From the ontology of political science, there are four terms that revolve around the status quo.
- Progressives want to change it for the better, whatever that may be.
- Radicals want immediate drastic change.
- Reactionaries want change back to ways before the status quo was established.
- Conservatives want to preserve the status quo.
From WP's article on Conservatism:
Conservatism is a cultural, social, and political philosophy, which seeks to promote and to preserve traditional social institutions and practices.1 The central tenets of conservatism may vary in relation to the status quo of the culture and civilization in which it appears. In Western culture, conservatives seek to preserve a range of institutions such as organized religion, parliamentary government, and property rights.3 Conservatives tend to favor institutions and practices that guarantee stability and evolved gradually.2 Adherents of conservatism often oppose progressivism and seek a return to traditional values.2

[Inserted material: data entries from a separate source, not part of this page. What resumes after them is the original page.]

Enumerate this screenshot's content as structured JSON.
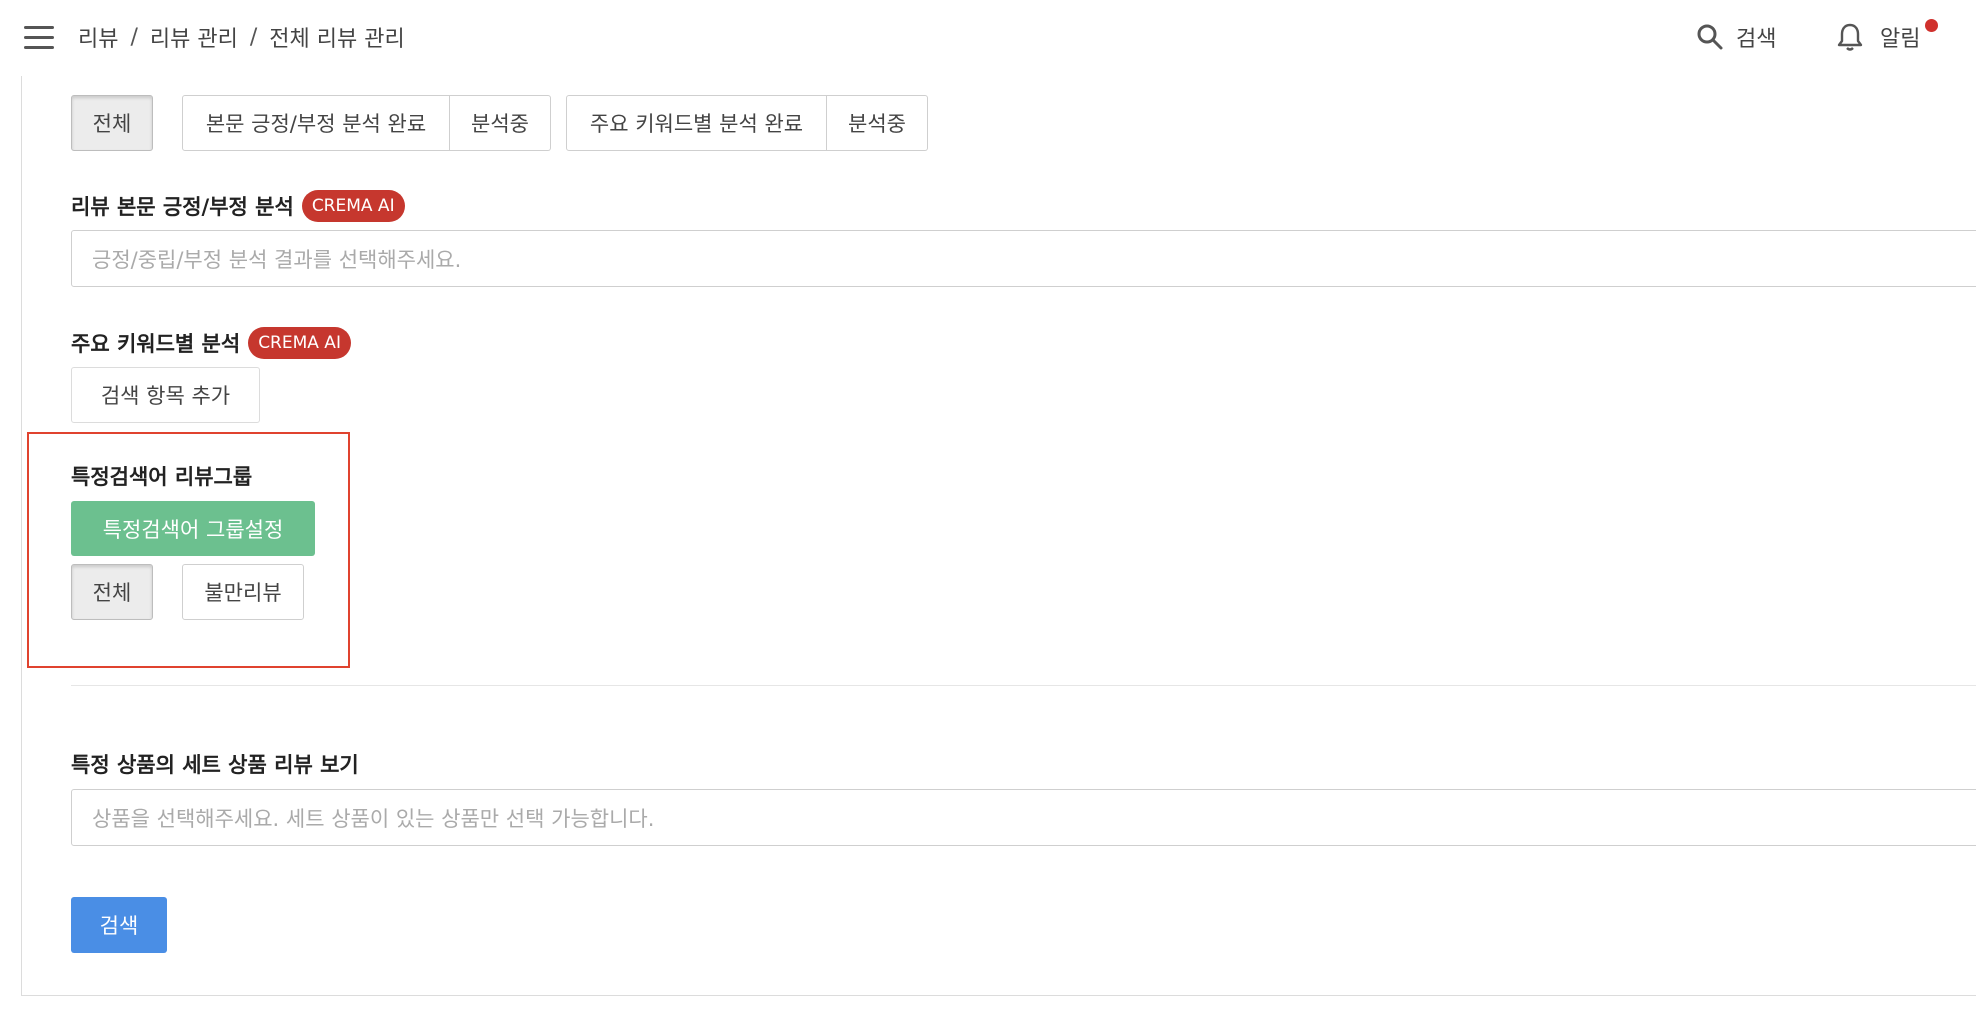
{
  "header": {
    "breadcrumb": [
      "리뷰",
      "리뷰 관리",
      "전체 리뷰 관리"
    ],
    "breadcrumb_sep": "/",
    "search_label": "검색",
    "alarm_label": "알림"
  },
  "analysis_filter": {
    "all": "전체",
    "body_done": "본문 긍정/부정 분석 완료",
    "body_progress": "분석중",
    "keyword_done": "주요 키워드별 분석 완료",
    "keyword_progress": "분석중"
  },
  "sentiment": {
    "title": "리뷰 본문 긍정/부정 분석",
    "badge": "CREMA AI",
    "placeholder": "긍정/중립/부정 분석 결과를 선택해주세요."
  },
  "keyword": {
    "title": "주요 키워드별 분석",
    "badge": "CREMA AI",
    "add_button": "검색 항목 추가"
  },
  "term_group": {
    "title": "특정검색어 리뷰그룹",
    "setup_button": "특정검색어 그룹설정",
    "options": [
      "전체",
      "불만리뷰"
    ]
  },
  "set_product": {
    "title": "특정 상품의 세트 상품 리뷰 보기",
    "placeholder": "상품을 선택해주세요. 세트 상품이 있는 상품만 선택 가능합니다."
  },
  "actions": {
    "search_button": "검색"
  },
  "colors": {
    "badge": "#c6372e",
    "green_button": "#6cc08f",
    "blue_button": "#4a8ee5",
    "highlight": "#e0432f",
    "alarm_dot": "#d0312d"
  }
}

In fact, not only is conservatism the appropriate term in peace studies by way of political science for those who want to preserve the status quo, but there is a growing body of evidence that conservatism itself is a function of human biology. Read WP's article "Biology and Political Orientation".
Students who reported more conservative political views were found to have larger amygdalae,4 a structure in the temporal lobes whose primary function is in the formation, consolidation and processing of memory, as well as positive and negative conditioning (emotional learning).5 The amygdala is responsible for important roles in social interaction, such as the recognition of emotional cues in facial expressions and the monitoring of personal space,7 with larger amygdalae correlating with larger and more complex social networks.9 It is also postulated to play a role in threat detection, including modulation of fear and aggression to perceived threats.119 Conservative students were also found to have greater volume of gray matter in the left insula and the right entorhinal cortex.4 There is evidence that conservatives are more prone to disgust10 and one role of the insula is in the modulation of social emotions, such as the feeling of disgust to specific sights, smells and norm violations.
Conservative political doctrine is often also a source of propaganda with the intent of framing political conflicts to paint progressives and radicals as a threat to a way of life. For instance, self-declared "conservative" Donald Trump often used political rhetoric regarding Central American migrant caravans to stir up emotions to turn out the conservative base. These sorts of rhetorical techniques often cause spikes in violence targeting immigrants. Ultimately, this sort of rhetoric pushes conservatives from a negative peace which may condone structural violence to open acts of violence, such as the 2021 attack on the US Capitol building where a number of police officers were affected by assault, murder, or eventual suicide where the small, ineffective insurrection may have played a roll.
Often, radicals use these sorts of events to justify their own violence. A classic example where negative peace resulted in direct action by abolitionists is John Brown's raid on Harper's Ferry. Conservatives of the time fought very hard to resist abolitionist movements to emancipate and humanize African slaves. Having watched the cruelties of slavery, John Brown engaged in violence to end slavery:
John Brown's raid on Harpers Ferry[nb 1] was an effort by abolitionist John Brown, from October 16 to 18, 1859, to initiate a slave revolt in Southern states by taking over the United States arsenal at Harpers Ferry, Virginia (since 1863, West Virginia).
One final example where conservatives have used structural violence to preserve the status quo is in South America, where dictators like Pinochet and other conservatives enacted policies such as the conservative economics of Friedman to benefit the wealthy at the expense of the average citizen. A series of struggles that turned violent between reactionaries and conservatives versus progressives and radicals actually morphed into a schism in the Catholic church when a number of priests embraced liberation theology.
One of the sticky wickets of achieving positive peace is that those who use violence inevitably point fingers at their opposition. Those who study peace and conflict have developed a terminology to help bring to light the factors and the responsible parties for violence since political extremists and ideologues often engage in propaganda and doublespeak. The US government decried Nazi persecution of Jews, but had its own internment camps. China is infamous for it's "re-education" policies. Conservative Turks denied the Armenian genocide. The US had Indian "boarding schools". The West led by the US largely refuses to acknowledge the international recognition of the nation of Palestine. Peace activists try their best to cut through the politically loaded language and expose a situation for what is really happening. You'd be surprised by the number of times I've encountered the claim that the People's Republic of China is a republic. (It's not.) Or that a republic isn't a form of democracy. (It is.)
The issues of balancing needs and managing political and economic power goes back in political philosophy to the Ancient Greeks themselves, who eventually revolutionized said philosophy with the introduction of democracy by Cleisthenes, the Father of Athenian Democracy. Political polarization is a cliche of history where many parties weaponize philosophy or undermine critical thinking to achieve their political ends. Slavery, apartheid, and economic oppression (my family's history is entangled with the Pullman Company) often go hand in hand with conservatives engaging in deliberate news bias and the perpetuation of demonstrably false histories in attempts to preserve the status quo.